• _Exercise details_
Write out the entire listing exactly, so that each line matches the original.

• _Task inputs_
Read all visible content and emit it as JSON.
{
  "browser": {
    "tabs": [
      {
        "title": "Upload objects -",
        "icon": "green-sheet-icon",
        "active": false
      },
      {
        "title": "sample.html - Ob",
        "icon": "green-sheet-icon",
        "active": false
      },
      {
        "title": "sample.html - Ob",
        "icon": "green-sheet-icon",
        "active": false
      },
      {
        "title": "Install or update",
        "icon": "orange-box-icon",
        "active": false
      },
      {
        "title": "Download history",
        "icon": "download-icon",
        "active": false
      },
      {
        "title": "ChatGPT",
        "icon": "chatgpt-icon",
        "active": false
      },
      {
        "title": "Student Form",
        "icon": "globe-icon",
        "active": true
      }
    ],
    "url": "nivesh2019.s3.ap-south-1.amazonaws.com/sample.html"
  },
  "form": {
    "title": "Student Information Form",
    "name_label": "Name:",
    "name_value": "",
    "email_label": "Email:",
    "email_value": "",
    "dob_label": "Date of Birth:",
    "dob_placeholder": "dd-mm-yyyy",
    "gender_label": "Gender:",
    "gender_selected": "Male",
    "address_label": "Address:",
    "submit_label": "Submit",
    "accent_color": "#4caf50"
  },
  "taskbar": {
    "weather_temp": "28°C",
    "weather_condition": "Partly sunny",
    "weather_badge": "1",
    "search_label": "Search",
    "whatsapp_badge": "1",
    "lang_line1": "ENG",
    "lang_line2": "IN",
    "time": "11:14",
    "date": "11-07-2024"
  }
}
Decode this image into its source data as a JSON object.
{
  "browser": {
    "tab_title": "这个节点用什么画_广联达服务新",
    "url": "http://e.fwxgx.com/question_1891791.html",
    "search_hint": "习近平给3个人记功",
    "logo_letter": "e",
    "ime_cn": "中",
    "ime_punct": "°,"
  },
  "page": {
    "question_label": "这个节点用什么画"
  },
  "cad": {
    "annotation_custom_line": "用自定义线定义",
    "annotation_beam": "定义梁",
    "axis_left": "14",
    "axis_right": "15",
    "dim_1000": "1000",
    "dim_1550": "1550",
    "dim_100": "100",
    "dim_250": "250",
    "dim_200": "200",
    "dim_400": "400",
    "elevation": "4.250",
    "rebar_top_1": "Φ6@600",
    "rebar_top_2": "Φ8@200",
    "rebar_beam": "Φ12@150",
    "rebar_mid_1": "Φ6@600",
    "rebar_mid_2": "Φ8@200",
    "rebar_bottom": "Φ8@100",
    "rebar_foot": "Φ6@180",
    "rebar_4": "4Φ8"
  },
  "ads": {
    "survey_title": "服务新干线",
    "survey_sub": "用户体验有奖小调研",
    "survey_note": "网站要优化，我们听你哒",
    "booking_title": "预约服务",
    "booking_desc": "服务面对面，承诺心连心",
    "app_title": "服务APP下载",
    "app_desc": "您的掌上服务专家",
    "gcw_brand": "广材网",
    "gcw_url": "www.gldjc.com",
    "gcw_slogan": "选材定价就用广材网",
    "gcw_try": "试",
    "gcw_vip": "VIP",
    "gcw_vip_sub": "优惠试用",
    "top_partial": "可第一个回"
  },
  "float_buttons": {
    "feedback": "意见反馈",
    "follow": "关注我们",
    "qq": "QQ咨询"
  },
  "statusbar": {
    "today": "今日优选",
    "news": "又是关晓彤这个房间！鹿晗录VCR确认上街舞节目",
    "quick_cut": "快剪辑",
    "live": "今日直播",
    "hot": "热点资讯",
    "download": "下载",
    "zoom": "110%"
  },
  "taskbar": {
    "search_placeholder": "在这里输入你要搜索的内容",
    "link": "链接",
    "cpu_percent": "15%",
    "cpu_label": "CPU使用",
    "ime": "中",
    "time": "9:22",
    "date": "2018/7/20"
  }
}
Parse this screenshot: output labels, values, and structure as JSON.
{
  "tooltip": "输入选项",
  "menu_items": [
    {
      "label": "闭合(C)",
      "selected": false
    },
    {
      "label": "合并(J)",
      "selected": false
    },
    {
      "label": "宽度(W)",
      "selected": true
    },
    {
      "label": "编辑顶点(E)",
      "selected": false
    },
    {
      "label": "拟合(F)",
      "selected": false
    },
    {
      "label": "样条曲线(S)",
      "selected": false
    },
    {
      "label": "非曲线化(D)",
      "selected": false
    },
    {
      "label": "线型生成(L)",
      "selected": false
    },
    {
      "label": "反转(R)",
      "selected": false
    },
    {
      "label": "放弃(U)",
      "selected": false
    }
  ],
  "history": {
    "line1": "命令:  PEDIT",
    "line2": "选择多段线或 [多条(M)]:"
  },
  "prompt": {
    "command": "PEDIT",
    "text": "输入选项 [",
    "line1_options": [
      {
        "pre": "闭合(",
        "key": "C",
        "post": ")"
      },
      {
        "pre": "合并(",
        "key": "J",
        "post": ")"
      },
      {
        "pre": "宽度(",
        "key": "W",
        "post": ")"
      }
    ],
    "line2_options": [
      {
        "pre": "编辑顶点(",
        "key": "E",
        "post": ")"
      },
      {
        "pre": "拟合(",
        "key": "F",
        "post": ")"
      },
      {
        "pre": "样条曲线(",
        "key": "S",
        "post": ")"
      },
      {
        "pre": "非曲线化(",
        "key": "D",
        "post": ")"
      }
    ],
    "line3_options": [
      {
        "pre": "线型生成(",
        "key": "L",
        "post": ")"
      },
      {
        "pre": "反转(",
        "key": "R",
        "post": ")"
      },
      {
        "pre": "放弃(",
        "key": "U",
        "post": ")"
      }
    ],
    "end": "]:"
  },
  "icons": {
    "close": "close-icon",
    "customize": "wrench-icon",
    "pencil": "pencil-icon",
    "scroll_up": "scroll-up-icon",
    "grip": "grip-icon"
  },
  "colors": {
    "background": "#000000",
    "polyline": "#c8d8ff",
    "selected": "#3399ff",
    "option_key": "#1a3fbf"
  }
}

• _Solution below_
Read all visible content and emit it as JSON.
{
  "browser": {
    "tabs": [
      {
        "title": "Upload objects -",
        "icon": "green-sheet-icon",
        "active": false
      },
      {
        "title": "sample.html - Ob",
        "icon": "green-sheet-icon",
        "active": false
      },
      {
        "title": "sample.html - Ob",
        "icon": "green-sheet-icon",
        "active": false
      },
      {
        "title": "Install or update",
        "icon": "orange-box-icon",
        "active": false
      },
      {
        "title": "Download history",
        "icon": "download-icon",
        "active": false
      },
      {
        "title": "ChatGPT",
        "icon": "chatgpt-icon",
        "active": false
      },
      {
        "title": "Student Form",
        "icon": "globe-icon",
        "active": true
      }
    ],
    "url": "nivesh2019.s3.ap-south-1.amazonaws.com/sample.html"
  },
  "form": {
    "title": "Student Information Form",
    "name_label": "Name:",
    "name_value": "",
    "email_label": "Email:",
    "email_value": "",
    "dob_label": "Date of Birth:",
    "dob_placeholder": "dd-mm-yyyy",
    "gender_label": "Gender:",
    "gender_selected": "Male",
    "address_label": "Address:",
    "submit_label": "Submit",
    "accent_color": "#4caf50"
  },
  "taskbar": {
    "weather_temp": "28°C",
    "weather_condition": "Partly sunny",
    "weather_badge": "1",
    "search_label": "Search",
    "whatsapp_badge": "1",
    "lang_line1": "ENG",
    "lang_line2": "IN",
    "time": "11:14",
    "date": "11-07-2024"
  }
}
Decode this image into its source data as a JSON object.
{
  "browser": {
    "tab_title": "这个节点用什么画_广联达服务新",
    "url": "http://e.fwxgx.com/question_1891791.html",
    "search_hint": "习近平给3个人记功",
    "logo_letter": "e",
    "ime_cn": "中",
    "ime_punct": "°,"
  },
  "page": {
    "question_label": "这个节点用什么画"
  },
  "cad": {
    "annotation_custom_line": "用自定义线定义",
    "annotation_beam": "定义梁",
    "axis_left": "14",
    "axis_right": "15",
    "dim_1000": "1000",
    "dim_1550": "1550",
    "dim_100": "100",
    "dim_250": "250",
    "dim_200": "200",
    "dim_400": "400",
    "elevation": "4.250",
    "rebar_top_1": "Φ6@600",
    "rebar_top_2": "Φ8@200",
    "rebar_beam": "Φ12@150",
    "rebar_mid_1": "Φ6@600",
    "rebar_mid_2": "Φ8@200",
    "rebar_bottom": "Φ8@100",
    "rebar_foot": "Φ6@180",
    "rebar_4": "4Φ8"
  },
  "ads": {
    "survey_title": "服务新干线",
    "survey_sub": "用户体验有奖小调研",
    "survey_note": "网站要优化，我们听你哒",
    "booking_title": "预约服务",
    "booking_desc": "服务面对面，承诺心连心",
    "app_title": "服务APP下载",
    "app_desc": "您的掌上服务专家",
    "gcw_brand": "广材网",
    "gcw_url": "www.gldjc.com",
    "gcw_slogan": "选材定价就用广材网",
    "gcw_try": "试",
    "gcw_vip": "VIP",
    "gcw_vip_sub": "优惠试用",
    "top_partial": "可第一个回"
  },
  "float_buttons": {
    "feedback": "意见反馈",
    "follow": "关注我们",
    "qq": "QQ咨询"
  },
  "statusbar": {
    "today": "今日优选",
    "news": "又是关晓彤这个房间！鹿晗录VCR确认上街舞节目",
    "quick_cut": "快剪辑",
    "live": "今日直播",
    "hot": "热点资讯",
    "download": "下载",
    "zoom": "110%"
  },
  "taskbar": {
    "search_placeholder": "在这里输入你要搜索的内容",
    "link": "链接",
    "cpu_percent": "15%",
    "cpu_label": "CPU使用",
    "ime": "中",
    "time": "9:22",
    "date": "2018/7/20"
  }
}
Parse this screenshot: output labels, values, and structure as JSON.
{
  "tooltip": "输入选项",
  "menu_items": [
    {
      "label": "闭合(C)",
      "selected": false
    },
    {
      "label": "合并(J)",
      "selected": false
    },
    {
      "label": "宽度(W)",
      "selected": true
    },
    {
      "label": "编辑顶点(E)",
      "selected": false
    },
    {
      "label": "拟合(F)",
      "selected": false
    },
    {
      "label": "样条曲线(S)",
      "selected": false
    },
    {
      "label": "非曲线化(D)",
      "selected": false
    },
    {
      "label": "线型生成(L)",
      "selected": false
    },
    {
      "label": "反转(R)",
      "selected": false
    },
    {
      "label": "放弃(U)",
      "selected": false
    }
  ],
  "history": {
    "line1": "命令:  PEDIT",
    "line2": "选择多段线或 [多条(M)]:"
  },
  "prompt": {
    "command": "PEDIT",
    "text": "输入选项 [",
    "line1_options": [
      {
        "pre": "闭合(",
        "key": "C",
        "post": ")"
      },
      {
        "pre": "合并(",
        "key": "J",
        "post": ")"
      },
      {
        "pre": "宽度(",
        "key": "W",
        "post": ")"
      }
    ],
    "line2_options": [
      {
        "pre": "编辑顶点(",
        "key": "E",
        "post": ")"
      },
      {
        "pre": "拟合(",
        "key": "F",
        "post": ")"
      },
      {
        "pre": "样条曲线(",
        "key": "S",
        "post": ")"
      },
      {
        "pre": "非曲线化(",
        "key": "D",
        "post": ")"
      }
    ],
    "line3_options": [
      {
        "pre": "线型生成(",
        "key": "L",
        "post": ")"
      },
      {
        "pre": "反转(",
        "key": "R",
        "post": ")"
      },
      {
        "pre": "放弃(",
        "key": "U",
        "post": ")"
      }
    ],
    "end": "]:"
  },
  "icons": {
    "close": "close-icon",
    "customize": "wrench-icon",
    "pencil": "pencil-icon",
    "scroll_up": "scroll-up-icon",
    "grip": "grip-icon"
  },
  "colors": {
    "background": "#000000",
    "polyline": "#c8d8ff",
    "selected": "#3399ff",
    "option_key": "#1a3fbf"
  }
}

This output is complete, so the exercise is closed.